## [EXERCISE DIRECTIONS]
Write out, exactly and in full, the records given below, but not their pictures.

-- RECORDS SHOWN follows --

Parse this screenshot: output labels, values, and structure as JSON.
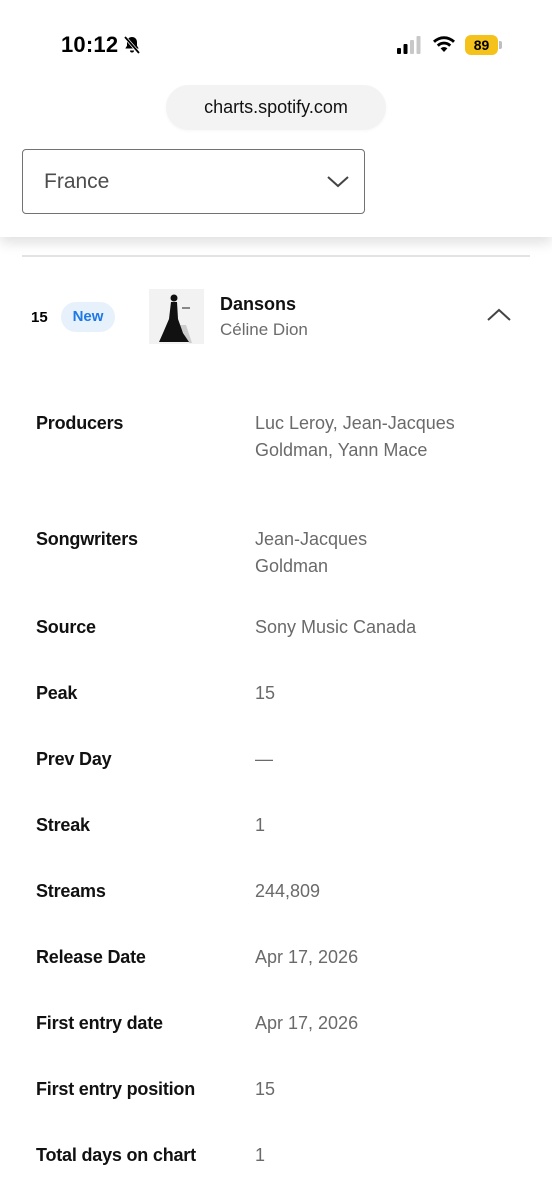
{
  "status_bar": {
    "time": "10:12",
    "battery": "89",
    "battery_color": "#f4c21a"
  },
  "browser": {
    "url": "charts.spotify.com"
  },
  "filter": {
    "country": "France"
  },
  "track": {
    "rank": "15",
    "badge": "New",
    "title": "Dansons",
    "artist": "Céline Dion"
  },
  "details": {
    "producers_label": "Producers",
    "producers_value": "Luc Leroy, Jean-Jacques Goldman, Yann Mace",
    "songwriters_label": "Songwriters",
    "songwriters_value": "Jean-Jacques Goldman",
    "source_label": "Source",
    "source_value": "Sony Music Canada",
    "peak_label": "Peak",
    "peak_value": "15",
    "prev_day_label": "Prev Day",
    "prev_day_value": "—",
    "streak_label": "Streak",
    "streak_value": "1",
    "streams_label": "Streams",
    "streams_value": "244,809",
    "release_date_label": "Release Date",
    "release_date_value": "Apr 17, 2026",
    "first_entry_date_label": "First entry date",
    "first_entry_date_value": "Apr 17, 2026",
    "first_entry_position_label": "First entry position",
    "first_entry_position_value": "15",
    "total_days_label": "Total days on chart",
    "total_days_value": "1"
  },
  "colors": {
    "badge_bg": "#e7f1fc",
    "badge_text": "#1e78e6",
    "muted_text": "#6a6a6a"
  }
}
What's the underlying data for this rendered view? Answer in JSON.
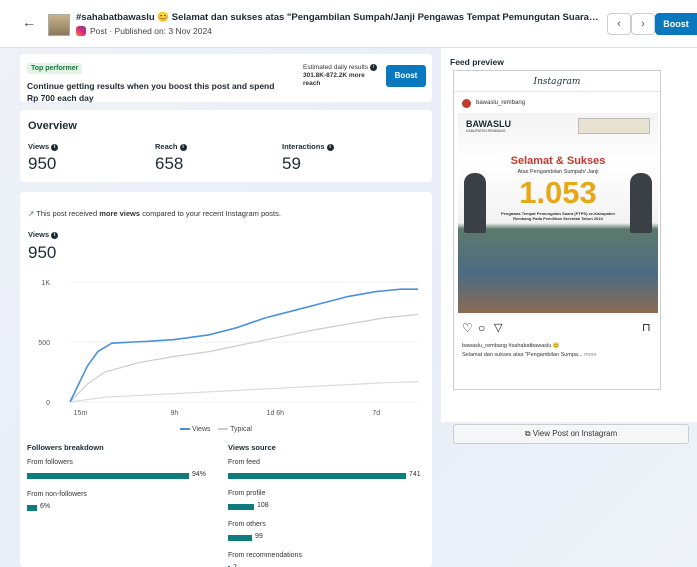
{
  "header": {
    "title": "#sahabatbawaslu 😊 Selamat dan sukses atas \"Pengambilan Sumpah/Janji Pengawas Tempat Pemungutan Suara (PTPS) s...",
    "subtitle": "Post · Published on: 3 Nov 2024",
    "boost_label": "Boost"
  },
  "top_performer": {
    "badge": "Top performer",
    "message": "Continue getting results when you boost this post and spend Rp 700 each day",
    "est_label": "Estimated daily results",
    "est_value": "301.8K-872.2K more reach",
    "boost_label": "Boost"
  },
  "overview": {
    "title": "Overview",
    "metrics": [
      {
        "label": "Views",
        "value": "950"
      },
      {
        "label": "Reach",
        "value": "658"
      },
      {
        "label": "Interactions",
        "value": "59"
      }
    ]
  },
  "views_section": {
    "note_pre": "This post received ",
    "note_bold": "more views",
    "note_post": " compared to your recent Instagram posts.",
    "label": "Views",
    "value": "950",
    "legend_views": "Views",
    "legend_typical": "Typical"
  },
  "chart_data": {
    "type": "line",
    "x_ticks": [
      "15m",
      "9h",
      "1d 6h",
      "7d"
    ],
    "y_ticks": [
      "0",
      "500",
      "1K"
    ],
    "ylim": [
      0,
      1000
    ],
    "series": [
      {
        "name": "Views",
        "color": "#4a90d9",
        "x": [
          0,
          0.02,
          0.05,
          0.08,
          0.12,
          0.18,
          0.22,
          0.3,
          0.4,
          0.48,
          0.56,
          0.64,
          0.72,
          0.8,
          0.88,
          0.95,
          1.0
        ],
        "values": [
          0,
          120,
          300,
          420,
          490,
          500,
          505,
          520,
          560,
          620,
          700,
          760,
          820,
          880,
          920,
          940,
          940
        ]
      },
      {
        "name": "Typical",
        "color": "#c9ccd1",
        "x": [
          0,
          0.05,
          0.1,
          0.2,
          0.3,
          0.4,
          0.5,
          0.6,
          0.7,
          0.8,
          0.9,
          1.0
        ],
        "values": [
          0,
          150,
          250,
          330,
          380,
          420,
          480,
          540,
          600,
          650,
          700,
          730
        ]
      },
      {
        "name": "Baseline",
        "color": "#d8dbe0",
        "x": [
          0,
          0.1,
          0.3,
          0.5,
          0.7,
          0.9,
          1.0
        ],
        "values": [
          0,
          40,
          70,
          100,
          130,
          160,
          170
        ]
      }
    ]
  },
  "followers": {
    "title": "Followers breakdown",
    "rows": [
      {
        "label": "From followers",
        "value": "94%",
        "frac": 0.94
      },
      {
        "label": "From non-followers",
        "value": "6%",
        "frac": 0.06
      }
    ]
  },
  "views_source": {
    "title": "Views source",
    "rows": [
      {
        "label": "From feed",
        "value": "741",
        "frac": 1.0
      },
      {
        "label": "From profile",
        "value": "108",
        "frac": 0.146
      },
      {
        "label": "From others",
        "value": "99",
        "frac": 0.134
      },
      {
        "label": "From recommendations",
        "value": "2",
        "frac": 0.003
      }
    ]
  },
  "feed_preview": {
    "title": "Feed preview",
    "ig_brand": "Instagram",
    "username": "bawaslu_rembang",
    "org": "BAWASLU",
    "org_sub": "KABUPATEN REMBANG",
    "poster_title": "Selamat & Sukses",
    "poster_sub": "Atas Pengambilan Sumpah/ Janji",
    "poster_number": "1.053",
    "poster_body": "Pengawas Tempat Pemungutan Suara (PTPS) se-Kabupaten Rembang Pada Pemilihan Serentak Tahun 2024",
    "caption_user": "bawaslu_rembang #sahabatbawaslu 😊",
    "caption_text": "Selamat dan sukses atas \"Pengambilan Sumpa...",
    "more": "more",
    "view_post": "View Post on Instagram"
  }
}
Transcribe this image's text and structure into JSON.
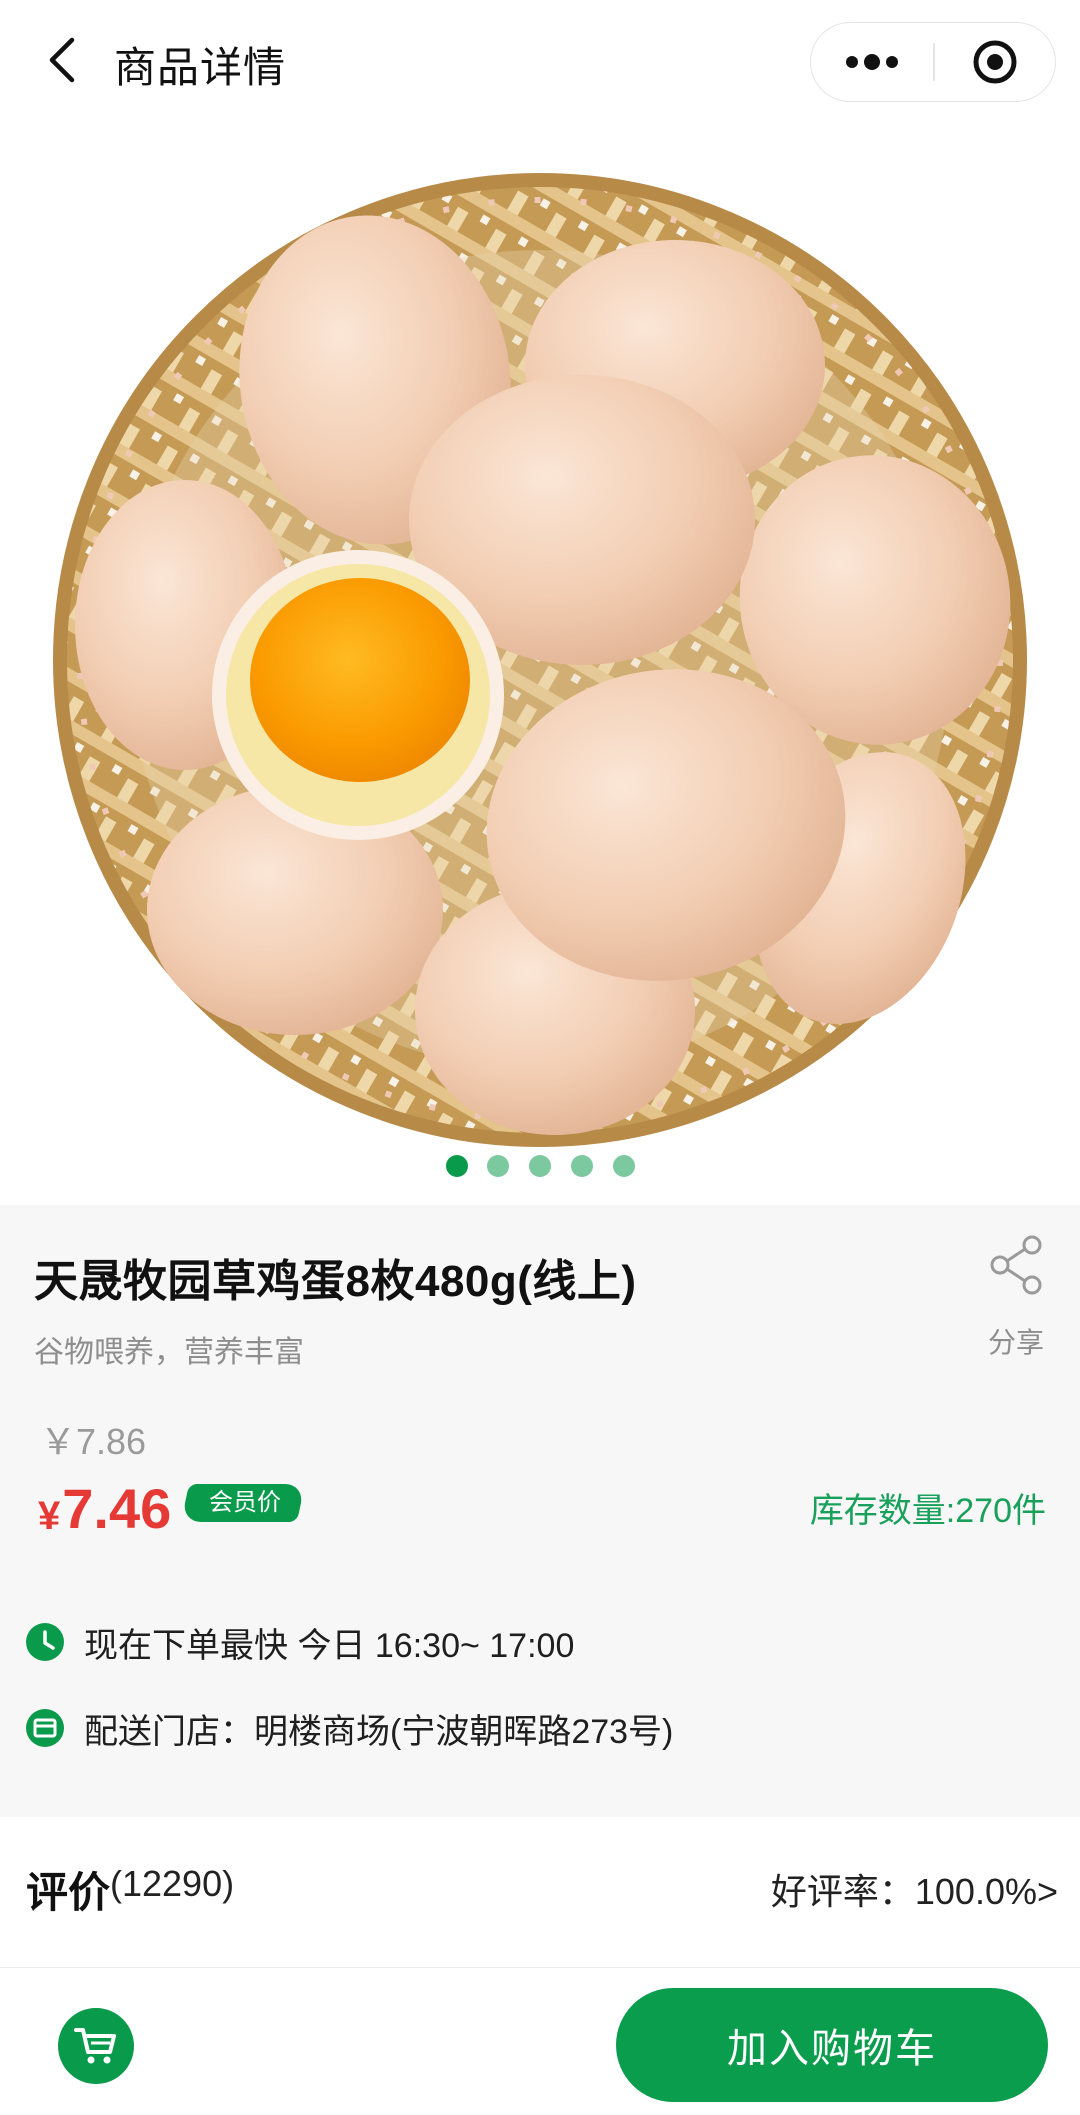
{
  "header": {
    "title": "商品详情"
  },
  "gallery": {
    "total": 5,
    "active_index": 0,
    "active_color": "#0a9a4b",
    "inactive_color": "#7cc9a0"
  },
  "product": {
    "name": "天晟牧园草鸡蛋8枚480g(线上)",
    "subtitle": "谷物喂养，营养丰富",
    "share_label": "分享",
    "original_price": "￥7.86",
    "currency": "¥",
    "price": "7.46",
    "member_badge": "会员价",
    "stock": "库存数量:270件"
  },
  "delivery": {
    "time_text": "现在下单最快 今日 16:30~ 17:00",
    "store_text": "配送门店：明楼商场(宁波朝晖路273号)"
  },
  "reviews": {
    "title": "评价",
    "count": "(12290)",
    "rate": "好评率：100.0%>"
  },
  "bottom_bar": {
    "add_to_cart": "加入购物车"
  },
  "colors": {
    "brand_green": "#0a9a4b",
    "price_red": "#e53935",
    "stock_green": "#19a05a"
  }
}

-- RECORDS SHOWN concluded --

## [YOUR RESPONSE]
Parse this screenshot: output labels, values, and structure as JSON.
{
  "status_bar": {
    "time": "10:12",
    "battery": "89",
    "battery_color": "#f4c21a"
  },
  "browser": {
    "url": "charts.spotify.com"
  },
  "filter": {
    "country": "France"
  },
  "track": {
    "rank": "15",
    "badge": "New",
    "title": "Dansons",
    "artist": "Céline Dion"
  },
  "details": {
    "producers_label": "Producers",
    "producers_value": "Luc Leroy, Jean-Jacques Goldman, Yann Mace",
    "songwriters_label": "Songwriters",
    "songwriters_value": "Jean-Jacques Goldman",
    "source_label": "Source",
    "source_value": "Sony Music Canada",
    "peak_label": "Peak",
    "peak_value": "15",
    "prev_day_label": "Prev Day",
    "prev_day_value": "—",
    "streak_label": "Streak",
    "streak_value": "1",
    "streams_label": "Streams",
    "streams_value": "244,809",
    "release_date_label": "Release Date",
    "release_date_value": "Apr 17, 2026",
    "first_entry_date_label": "First entry date",
    "first_entry_date_value": "Apr 17, 2026",
    "first_entry_position_label": "First entry position",
    "first_entry_position_value": "15",
    "total_days_label": "Total days on chart",
    "total_days_value": "1"
  },
  "colors": {
    "badge_bg": "#e7f1fc",
    "badge_text": "#1e78e6",
    "muted_text": "#6a6a6a"
  }
}
What's the underlying data for this rendered view? Answer in JSON.
{
  "header": {
    "title": "#sahabatbawaslu 😊 Selamat dan sukses atas \"Pengambilan Sumpah/Janji Pengawas Tempat Pemungutan Suara (PTPS) s...",
    "subtitle": "Post · Published on: 3 Nov 2024",
    "boost_label": "Boost"
  },
  "top_performer": {
    "badge": "Top performer",
    "message": "Continue getting results when you boost this post and spend Rp 700 each day",
    "est_label": "Estimated daily results",
    "est_value": "301.8K-872.2K more reach",
    "boost_label": "Boost"
  },
  "overview": {
    "title": "Overview",
    "metrics": [
      {
        "label": "Views",
        "value": "950"
      },
      {
        "label": "Reach",
        "value": "658"
      },
      {
        "label": "Interactions",
        "value": "59"
      }
    ]
  },
  "views_section": {
    "note_pre": "This post received ",
    "note_bold": "more views",
    "note_post": " compared to your recent Instagram posts.",
    "label": "Views",
    "value": "950",
    "legend_views": "Views",
    "legend_typical": "Typical"
  },
  "chart_data": {
    "type": "line",
    "x_ticks": [
      "15m",
      "9h",
      "1d 6h",
      "7d"
    ],
    "y_ticks": [
      "0",
      "500",
      "1K"
    ],
    "ylim": [
      0,
      1000
    ],
    "series": [
      {
        "name": "Views",
        "color": "#4a90d9",
        "x": [
          0,
          0.02,
          0.05,
          0.08,
          0.12,
          0.18,
          0.22,
          0.3,
          0.4,
          0.48,
          0.56,
          0.64,
          0.72,
          0.8,
          0.88,
          0.95,
          1.0
        ],
        "values": [
          0,
          120,
          300,
          420,
          490,
          500,
          505,
          520,
          560,
          620,
          700,
          760,
          820,
          880,
          920,
          940,
          940
        ]
      },
      {
        "name": "Typical",
        "color": "#c9ccd1",
        "x": [
          0,
          0.05,
          0.1,
          0.2,
          0.3,
          0.4,
          0.5,
          0.6,
          0.7,
          0.8,
          0.9,
          1.0
        ],
        "values": [
          0,
          150,
          250,
          330,
          380,
          420,
          480,
          540,
          600,
          650,
          700,
          730
        ]
      },
      {
        "name": "Baseline",
        "color": "#d8dbe0",
        "x": [
          0,
          0.1,
          0.3,
          0.5,
          0.7,
          0.9,
          1.0
        ],
        "values": [
          0,
          40,
          70,
          100,
          130,
          160,
          170
        ]
      }
    ]
  },
  "followers": {
    "title": "Followers breakdown",
    "rows": [
      {
        "label": "From followers",
        "value": "94%",
        "frac": 0.94
      },
      {
        "label": "From non-followers",
        "value": "6%",
        "frac": 0.06
      }
    ]
  },
  "views_source": {
    "title": "Views source",
    "rows": [
      {
        "label": "From feed",
        "value": "741",
        "frac": 1.0
      },
      {
        "label": "From profile",
        "value": "108",
        "frac": 0.146
      },
      {
        "label": "From others",
        "value": "99",
        "frac": 0.134
      },
      {
        "label": "From recommendations",
        "value": "2",
        "frac": 0.003
      }
    ]
  },
  "feed_preview": {
    "title": "Feed preview",
    "ig_brand": "Instagram",
    "username": "bawaslu_rembang",
    "org": "BAWASLU",
    "org_sub": "KABUPATEN REMBANG",
    "poster_title": "Selamat & Sukses",
    "poster_sub": "Atas Pengambilan Sumpah/ Janji",
    "poster_number": "1.053",
    "poster_body": "Pengawas Tempat Pemungutan Suara (PTPS) se-Kabupaten Rembang Pada Pemilihan Serentak Tahun 2024",
    "caption_user": "bawaslu_rembang #sahabatbawaslu 😊",
    "caption_text": "Selamat dan sukses atas \"Pengambilan Sumpa...",
    "more": "more",
    "view_post": "View Post on Instagram"
  }
}
Transcribe this image's text and structure into JSON.
{
  "header": {
    "title": "商品详情"
  },
  "gallery": {
    "total": 5,
    "active_index": 0,
    "active_color": "#0a9a4b",
    "inactive_color": "#7cc9a0"
  },
  "product": {
    "name": "天晟牧园草鸡蛋8枚480g(线上)",
    "subtitle": "谷物喂养，营养丰富",
    "share_label": "分享",
    "original_price": "￥7.86",
    "currency": "¥",
    "price": "7.46",
    "member_badge": "会员价",
    "stock": "库存数量:270件"
  },
  "delivery": {
    "time_text": "现在下单最快 今日 16:30~ 17:00",
    "store_text": "配送门店：明楼商场(宁波朝晖路273号)"
  },
  "reviews": {
    "title": "评价",
    "count": "(12290)",
    "rate": "好评率：100.0%>"
  },
  "bottom_bar": {
    "add_to_cart": "加入购物车"
  },
  "colors": {
    "brand_green": "#0a9a4b",
    "price_red": "#e53935",
    "stock_green": "#19a05a"
  }
}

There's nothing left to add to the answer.